• DATA

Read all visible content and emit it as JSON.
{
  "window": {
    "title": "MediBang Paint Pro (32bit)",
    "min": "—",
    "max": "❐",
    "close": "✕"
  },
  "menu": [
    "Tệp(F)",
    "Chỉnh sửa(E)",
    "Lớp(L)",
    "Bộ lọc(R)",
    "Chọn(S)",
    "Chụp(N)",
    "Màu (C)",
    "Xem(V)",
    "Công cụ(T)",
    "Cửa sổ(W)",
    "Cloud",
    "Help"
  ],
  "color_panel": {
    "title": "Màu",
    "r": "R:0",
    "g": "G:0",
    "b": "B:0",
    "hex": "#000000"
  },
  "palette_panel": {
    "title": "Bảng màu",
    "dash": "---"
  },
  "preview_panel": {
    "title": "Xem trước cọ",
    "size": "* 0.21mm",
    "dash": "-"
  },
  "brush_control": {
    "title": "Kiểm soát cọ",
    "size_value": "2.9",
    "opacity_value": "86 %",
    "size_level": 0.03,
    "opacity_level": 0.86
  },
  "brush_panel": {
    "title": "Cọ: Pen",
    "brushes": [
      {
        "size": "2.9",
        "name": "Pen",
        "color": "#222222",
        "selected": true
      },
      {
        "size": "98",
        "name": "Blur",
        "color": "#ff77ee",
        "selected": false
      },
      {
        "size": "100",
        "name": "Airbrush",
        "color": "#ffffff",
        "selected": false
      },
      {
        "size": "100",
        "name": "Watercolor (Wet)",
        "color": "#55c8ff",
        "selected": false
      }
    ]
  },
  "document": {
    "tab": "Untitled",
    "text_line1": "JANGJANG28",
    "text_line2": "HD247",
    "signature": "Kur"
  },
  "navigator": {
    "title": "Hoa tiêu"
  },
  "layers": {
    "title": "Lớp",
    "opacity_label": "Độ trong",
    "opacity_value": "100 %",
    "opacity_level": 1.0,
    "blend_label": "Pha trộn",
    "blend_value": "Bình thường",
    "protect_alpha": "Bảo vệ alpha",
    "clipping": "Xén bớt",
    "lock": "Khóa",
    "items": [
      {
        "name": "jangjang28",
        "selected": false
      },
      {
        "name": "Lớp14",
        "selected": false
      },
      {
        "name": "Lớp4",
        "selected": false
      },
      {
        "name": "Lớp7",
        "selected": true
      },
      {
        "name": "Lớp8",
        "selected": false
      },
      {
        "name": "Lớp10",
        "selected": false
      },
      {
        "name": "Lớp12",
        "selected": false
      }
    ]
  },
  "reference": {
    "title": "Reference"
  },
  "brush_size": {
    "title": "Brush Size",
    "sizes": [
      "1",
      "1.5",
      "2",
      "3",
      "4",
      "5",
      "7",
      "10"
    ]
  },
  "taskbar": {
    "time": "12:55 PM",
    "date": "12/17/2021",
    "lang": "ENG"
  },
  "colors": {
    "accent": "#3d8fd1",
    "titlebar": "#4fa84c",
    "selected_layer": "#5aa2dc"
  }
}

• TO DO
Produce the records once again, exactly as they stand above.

• WRITTEN SOLUTION
Read all visible content and emit it as JSON.
{
  "window": {
    "title": "MediBang Paint Pro (32bit)",
    "min": "—",
    "max": "❐",
    "close": "✕"
  },
  "menu": [
    "Tệp(F)",
    "Chỉnh sửa(E)",
    "Lớp(L)",
    "Bộ lọc(R)",
    "Chọn(S)",
    "Chụp(N)",
    "Màu (C)",
    "Xem(V)",
    "Công cụ(T)",
    "Cửa sổ(W)",
    "Cloud",
    "Help"
  ],
  "color_panel": {
    "title": "Màu",
    "r": "R:0",
    "g": "G:0",
    "b": "B:0",
    "hex": "#000000"
  },
  "palette_panel": {
    "title": "Bảng màu",
    "dash": "---"
  },
  "preview_panel": {
    "title": "Xem trước cọ",
    "size": "* 0.21mm",
    "dash": "-"
  },
  "brush_control": {
    "title": "Kiểm soát cọ",
    "size_value": "2.9",
    "opacity_value": "86 %",
    "size_level": 0.03,
    "opacity_level": 0.86
  },
  "brush_panel": {
    "title": "Cọ: Pen",
    "brushes": [
      {
        "size": "2.9",
        "name": "Pen",
        "color": "#222222",
        "selected": true
      },
      {
        "size": "98",
        "name": "Blur",
        "color": "#ff77ee",
        "selected": false
      },
      {
        "size": "100",
        "name": "Airbrush",
        "color": "#ffffff",
        "selected": false
      },
      {
        "size": "100",
        "name": "Watercolor (Wet)",
        "color": "#55c8ff",
        "selected": false
      }
    ]
  },
  "document": {
    "tab": "Untitled",
    "text_line1": "JANGJANG28",
    "text_line2": "HD247",
    "signature": "Kur"
  },
  "navigator": {
    "title": "Hoa tiêu"
  },
  "layers": {
    "title": "Lớp",
    "opacity_label": "Độ trong",
    "opacity_value": "100 %",
    "opacity_level": 1.0,
    "blend_label": "Pha trộn",
    "blend_value": "Bình thường",
    "protect_alpha": "Bảo vệ alpha",
    "clipping": "Xén bớt",
    "lock": "Khóa",
    "items": [
      {
        "name": "jangjang28",
        "selected": false
      },
      {
        "name": "Lớp14",
        "selected": false
      },
      {
        "name": "Lớp4",
        "selected": false
      },
      {
        "name": "Lớp7",
        "selected": true
      },
      {
        "name": "Lớp8",
        "selected": false
      },
      {
        "name": "Lớp10",
        "selected": false
      },
      {
        "name": "Lớp12",
        "selected": false
      }
    ]
  },
  "reference": {
    "title": "Reference"
  },
  "brush_size": {
    "title": "Brush Size",
    "sizes": [
      "1",
      "1.5",
      "2",
      "3",
      "4",
      "5",
      "7",
      "10"
    ]
  },
  "taskbar": {
    "time": "12:55 PM",
    "date": "12/17/2021",
    "lang": "ENG"
  },
  "colors": {
    "accent": "#3d8fd1",
    "titlebar": "#4fa84c",
    "selected_layer": "#5aa2dc"
  }
}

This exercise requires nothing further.